## [EXERCISE BRIEF]
Everything in the data except the pictures belongs in your answer, copied exactly.

## [DATA FOR PROCESSING]

Start of Block

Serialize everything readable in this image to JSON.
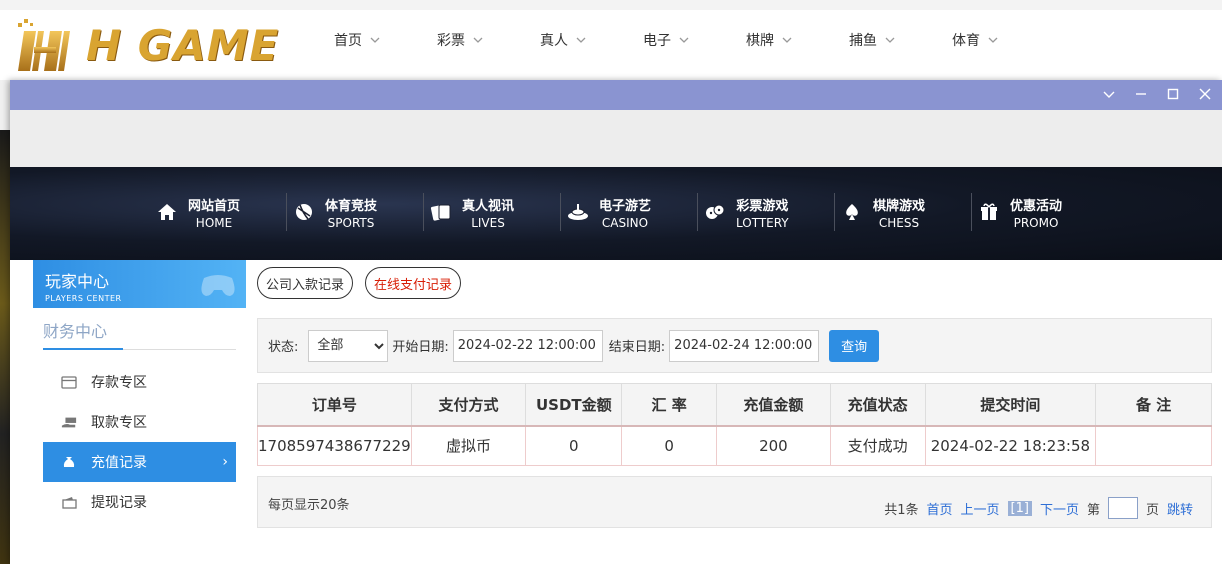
{
  "site": {
    "logo_text": "H GAME",
    "nav": [
      {
        "label": "首页"
      },
      {
        "label": "彩票"
      },
      {
        "label": "真人"
      },
      {
        "label": "电子"
      },
      {
        "label": "棋牌"
      },
      {
        "label": "捕鱼"
      },
      {
        "label": "体育"
      }
    ]
  },
  "banner_nav": [
    {
      "cn": "网站首页",
      "en": "HOME",
      "icon": "home-icon"
    },
    {
      "cn": "体育竞技",
      "en": "SPORTS",
      "icon": "ball-icon"
    },
    {
      "cn": "真人视讯",
      "en": "LIVES",
      "icon": "cards-icon"
    },
    {
      "cn": "电子游艺",
      "en": "CASINO",
      "icon": "slot-icon"
    },
    {
      "cn": "彩票游戏",
      "en": "LOTTERY",
      "icon": "dice-icon"
    },
    {
      "cn": "棋牌游戏",
      "en": "CHESS",
      "icon": "spade-icon"
    },
    {
      "cn": "优惠活动",
      "en": "PROMO",
      "icon": "gift-icon"
    }
  ],
  "sidebar": {
    "header_cn": "玩家中心",
    "header_en": "PLAYERS CENTER",
    "section": "财务中心",
    "items": [
      {
        "label": "存款专区",
        "icon": "card-icon"
      },
      {
        "label": "取款专区",
        "icon": "hand-money-icon"
      },
      {
        "label": "充值记录",
        "icon": "money-bag-icon"
      },
      {
        "label": "提现记录",
        "icon": "wallet-icon"
      }
    ]
  },
  "tabs": [
    {
      "label": "公司入款记录"
    },
    {
      "label": "在线支付记录"
    }
  ],
  "filter": {
    "status_label": "状态:",
    "status_value": "全部",
    "start_label": "开始日期:",
    "start_value": "2024-02-22 12:00:00",
    "end_label": "结束日期:",
    "end_value": "2024-02-24 12:00:00",
    "query_label": "查询"
  },
  "table": {
    "headers": [
      "订单号",
      "支付方式",
      "USDT金额",
      "汇 率",
      "充值金额",
      "充值状态",
      "提交时间",
      "备 注"
    ],
    "rows": [
      [
        "1708597438677229",
        "虚拟币",
        "0",
        "0",
        "200",
        "支付成功",
        "2024-02-22 18:23:58",
        ""
      ]
    ]
  },
  "pager": {
    "per_page": "每页显示20条",
    "total": "共1条",
    "first": "首页",
    "prev": "上一页",
    "current": "[1]",
    "next": "下一页",
    "goto_prefix": "第",
    "goto_suffix": "页",
    "jump": "跳转"
  },
  "colors": {
    "accent": "#2e8ee3",
    "title_bar": "#8a94d1",
    "logo_gold": "#d9a431",
    "red_tab": "#d81e06"
  }
}
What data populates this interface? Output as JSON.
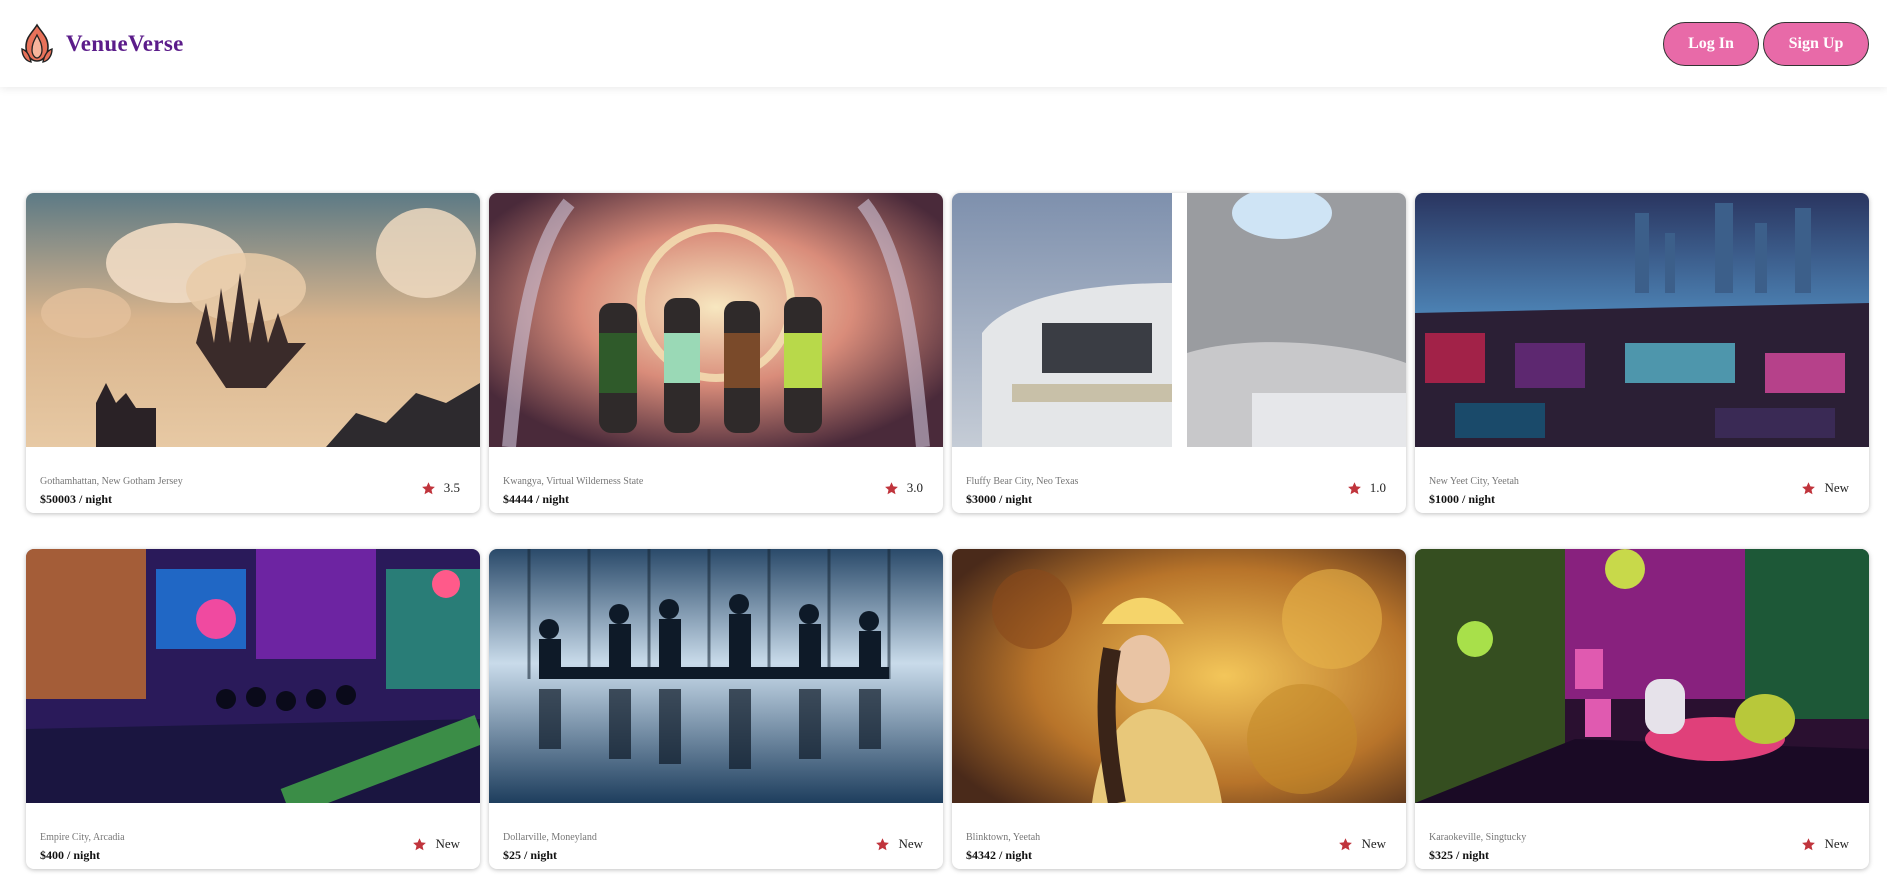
{
  "brand": {
    "name": "VenueVerse",
    "logo_icon": "flame-lotus-icon",
    "name_color": "#5b1c8a",
    "logo_color": "#e8725a"
  },
  "auth": {
    "login_label": "Log In",
    "signup_label": "Sign Up",
    "button_color": "#e86aa8"
  },
  "star_color": "#c0343c",
  "listings": [
    {
      "location": "Gothamhattan, New Gotham Jersey",
      "price": "$50003 / night",
      "rating": "3.5",
      "image": "floating-castle-in-clouds"
    },
    {
      "location": "Kwangya, Virtual Wilderness State",
      "price": "$4444 / night",
      "rating": "3.0",
      "image": "four-performers-on-stage"
    },
    {
      "location": "Fluffy Bear City, Neo Texas",
      "price": "$3000 / night",
      "rating": "1.0",
      "image": "curved-white-architecture"
    },
    {
      "location": "New Yeet City, Yeetah",
      "price": "$1000 / night",
      "rating": "New",
      "image": "neon-cyberpunk-city"
    },
    {
      "location": "Empire City, Arcadia",
      "price": "$400 / night",
      "rating": "New",
      "image": "neon-arcade-hall"
    },
    {
      "location": "Dollarville, Moneyland",
      "price": "$25 / night",
      "rating": "New",
      "image": "boardroom-silhouettes"
    },
    {
      "location": "Blinktown, Yeetah",
      "price": "$4342 / night",
      "rating": "New",
      "image": "golden-ornate-portrait"
    },
    {
      "location": "Karaokeville, Singtucky",
      "price": "$325 / night",
      "rating": "New",
      "image": "neon-karaoke-room"
    }
  ]
}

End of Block

## [WRITTEN SOLUTION]
Serialize everything readable in this image to JSON.
{
  "site": {
    "logo_text": "H GAME",
    "nav": [
      {
        "label": "首页"
      },
      {
        "label": "彩票"
      },
      {
        "label": "真人"
      },
      {
        "label": "电子"
      },
      {
        "label": "棋牌"
      },
      {
        "label": "捕鱼"
      },
      {
        "label": "体育"
      }
    ]
  },
  "banner_nav": [
    {
      "cn": "网站首页",
      "en": "HOME",
      "icon": "home-icon"
    },
    {
      "cn": "体育竞技",
      "en": "SPORTS",
      "icon": "ball-icon"
    },
    {
      "cn": "真人视讯",
      "en": "LIVES",
      "icon": "cards-icon"
    },
    {
      "cn": "电子游艺",
      "en": "CASINO",
      "icon": "slot-icon"
    },
    {
      "cn": "彩票游戏",
      "en": "LOTTERY",
      "icon": "dice-icon"
    },
    {
      "cn": "棋牌游戏",
      "en": "CHESS",
      "icon": "spade-icon"
    },
    {
      "cn": "优惠活动",
      "en": "PROMO",
      "icon": "gift-icon"
    }
  ],
  "sidebar": {
    "header_cn": "玩家中心",
    "header_en": "PLAYERS CENTER",
    "section": "财务中心",
    "items": [
      {
        "label": "存款专区",
        "icon": "card-icon"
      },
      {
        "label": "取款专区",
        "icon": "hand-money-icon"
      },
      {
        "label": "充值记录",
        "icon": "money-bag-icon"
      },
      {
        "label": "提现记录",
        "icon": "wallet-icon"
      }
    ]
  },
  "tabs": [
    {
      "label": "公司入款记录"
    },
    {
      "label": "在线支付记录"
    }
  ],
  "filter": {
    "status_label": "状态:",
    "status_value": "全部",
    "start_label": "开始日期:",
    "start_value": "2024-02-22 12:00:00",
    "end_label": "结束日期:",
    "end_value": "2024-02-24 12:00:00",
    "query_label": "查询"
  },
  "table": {
    "headers": [
      "订单号",
      "支付方式",
      "USDT金额",
      "汇 率",
      "充值金额",
      "充值状态",
      "提交时间",
      "备 注"
    ],
    "rows": [
      [
        "1708597438677229",
        "虚拟币",
        "0",
        "0",
        "200",
        "支付成功",
        "2024-02-22 18:23:58",
        ""
      ]
    ]
  },
  "pager": {
    "per_page": "每页显示20条",
    "total": "共1条",
    "first": "首页",
    "prev": "上一页",
    "current": "[1]",
    "next": "下一页",
    "goto_prefix": "第",
    "goto_suffix": "页",
    "jump": "跳转"
  },
  "colors": {
    "accent": "#2e8ee3",
    "title_bar": "#8a94d1",
    "logo_gold": "#d9a431",
    "red_tab": "#d81e06"
  }
}
What data populates this interface? Output as JSON.
{
  "brand": {
    "name": "VenueVerse",
    "logo_icon": "flame-lotus-icon",
    "name_color": "#5b1c8a",
    "logo_color": "#e8725a"
  },
  "auth": {
    "login_label": "Log In",
    "signup_label": "Sign Up",
    "button_color": "#e86aa8"
  },
  "star_color": "#c0343c",
  "listings": [
    {
      "location": "Gothamhattan, New Gotham Jersey",
      "price": "$50003 / night",
      "rating": "3.5",
      "image": "floating-castle-in-clouds"
    },
    {
      "location": "Kwangya, Virtual Wilderness State",
      "price": "$4444 / night",
      "rating": "3.0",
      "image": "four-performers-on-stage"
    },
    {
      "location": "Fluffy Bear City, Neo Texas",
      "price": "$3000 / night",
      "rating": "1.0",
      "image": "curved-white-architecture"
    },
    {
      "location": "New Yeet City, Yeetah",
      "price": "$1000 / night",
      "rating": "New",
      "image": "neon-cyberpunk-city"
    },
    {
      "location": "Empire City, Arcadia",
      "price": "$400 / night",
      "rating": "New",
      "image": "neon-arcade-hall"
    },
    {
      "location": "Dollarville, Moneyland",
      "price": "$25 / night",
      "rating": "New",
      "image": "boardroom-silhouettes"
    },
    {
      "location": "Blinktown, Yeetah",
      "price": "$4342 / night",
      "rating": "New",
      "image": "golden-ornate-portrait"
    },
    {
      "location": "Karaokeville, Singtucky",
      "price": "$325 / night",
      "rating": "New",
      "image": "neon-karaoke-room"
    }
  ]
}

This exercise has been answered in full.